Output all the data exactly. Pictures do not belong in the copy.

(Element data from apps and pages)
• • • • •
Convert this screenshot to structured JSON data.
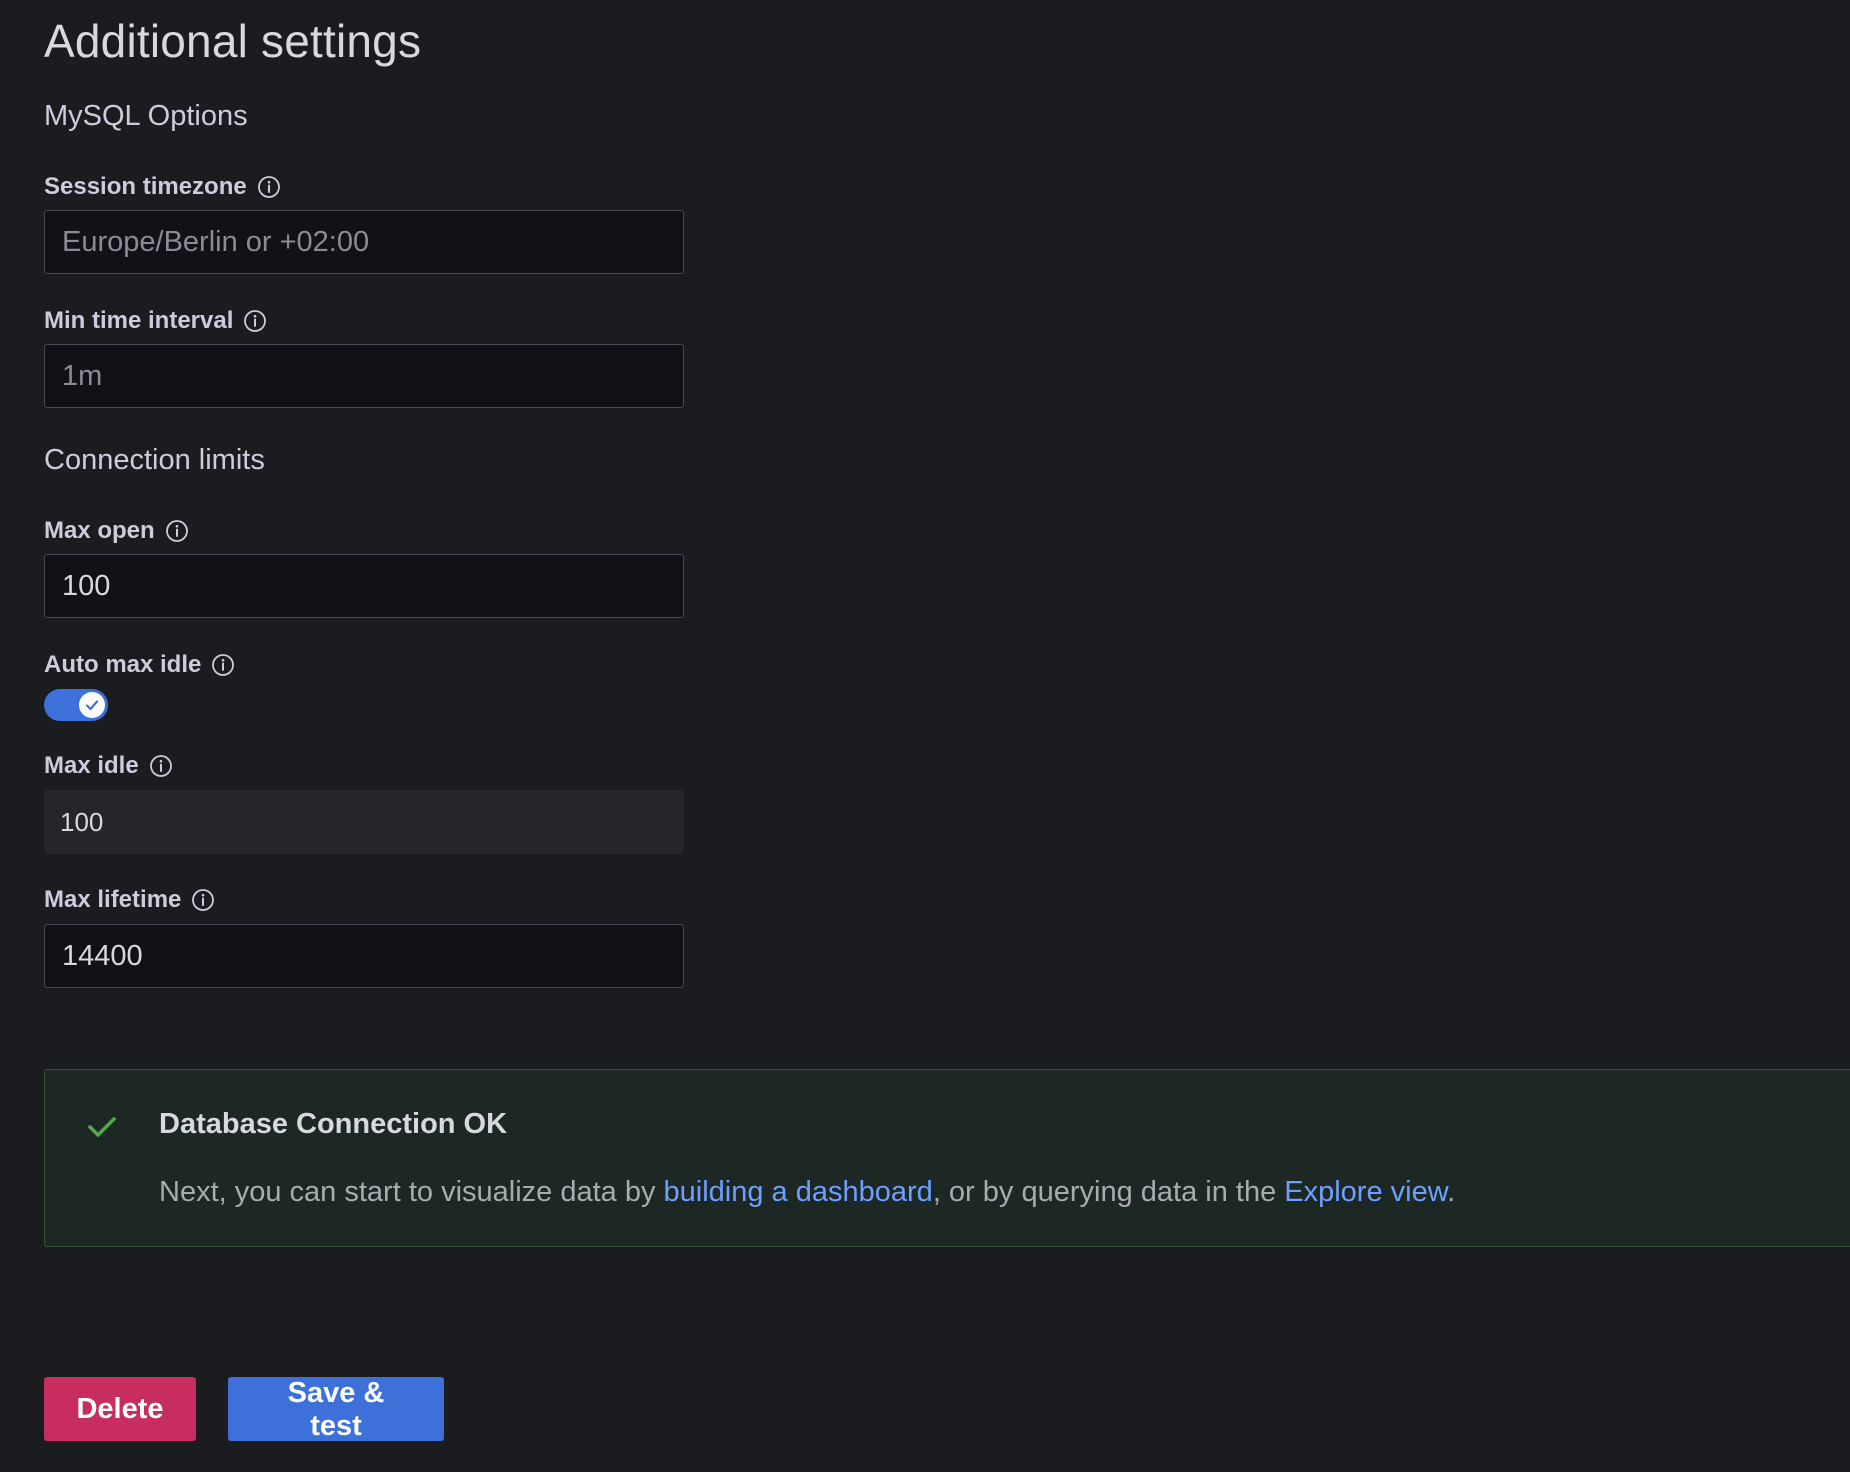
{
  "page": {
    "title": "Additional settings"
  },
  "mysql_options": {
    "title": "MySQL Options",
    "session_timezone": {
      "label": "Session timezone",
      "value": "",
      "placeholder": "Europe/Berlin or +02:00"
    },
    "min_time_interval": {
      "label": "Min time interval",
      "value": "",
      "placeholder": "1m"
    }
  },
  "connection_limits": {
    "title": "Connection limits",
    "max_open": {
      "label": "Max open",
      "value": "100"
    },
    "auto_max_idle": {
      "label": "Auto max idle",
      "checked": true
    },
    "max_idle": {
      "label": "Max idle",
      "value": "100"
    },
    "max_lifetime": {
      "label": "Max lifetime",
      "value": "14400"
    }
  },
  "alert": {
    "title": "Database Connection OK",
    "text_before": "Next, you can start to visualize data by ",
    "link1": "building a dashboard",
    "text_middle": ", or by querying data in the ",
    "link2": "Explore view",
    "text_after": ".",
    "icon": "check-icon"
  },
  "actions": {
    "delete_label": "Delete",
    "save_label": "Save & test"
  },
  "colors": {
    "background": "#1b1c20",
    "primary": "#3d71d9",
    "destructive": "#c72d5e",
    "success": "#56a64b",
    "link": "#6e9fff"
  }
}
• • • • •
## YOUR SOLUTION
Convert this screenshot to structured JSON data.
{
  "page": {
    "title": "Additional settings"
  },
  "mysql_options": {
    "title": "MySQL Options",
    "session_timezone": {
      "label": "Session timezone",
      "value": "",
      "placeholder": "Europe/Berlin or +02:00"
    },
    "min_time_interval": {
      "label": "Min time interval",
      "value": "",
      "placeholder": "1m"
    }
  },
  "connection_limits": {
    "title": "Connection limits",
    "max_open": {
      "label": "Max open",
      "value": "100"
    },
    "auto_max_idle": {
      "label": "Auto max idle",
      "checked": true
    },
    "max_idle": {
      "label": "Max idle",
      "value": "100"
    },
    "max_lifetime": {
      "label": "Max lifetime",
      "value": "14400"
    }
  },
  "alert": {
    "title": "Database Connection OK",
    "text_before": "Next, you can start to visualize data by ",
    "link1": "building a dashboard",
    "text_middle": ", or by querying data in the ",
    "link2": "Explore view",
    "text_after": ".",
    "icon": "check-icon"
  },
  "actions": {
    "delete_label": "Delete",
    "save_label": "Save & test"
  },
  "colors": {
    "background": "#1b1c20",
    "primary": "#3d71d9",
    "destructive": "#c72d5e",
    "success": "#56a64b",
    "link": "#6e9fff"
  }
}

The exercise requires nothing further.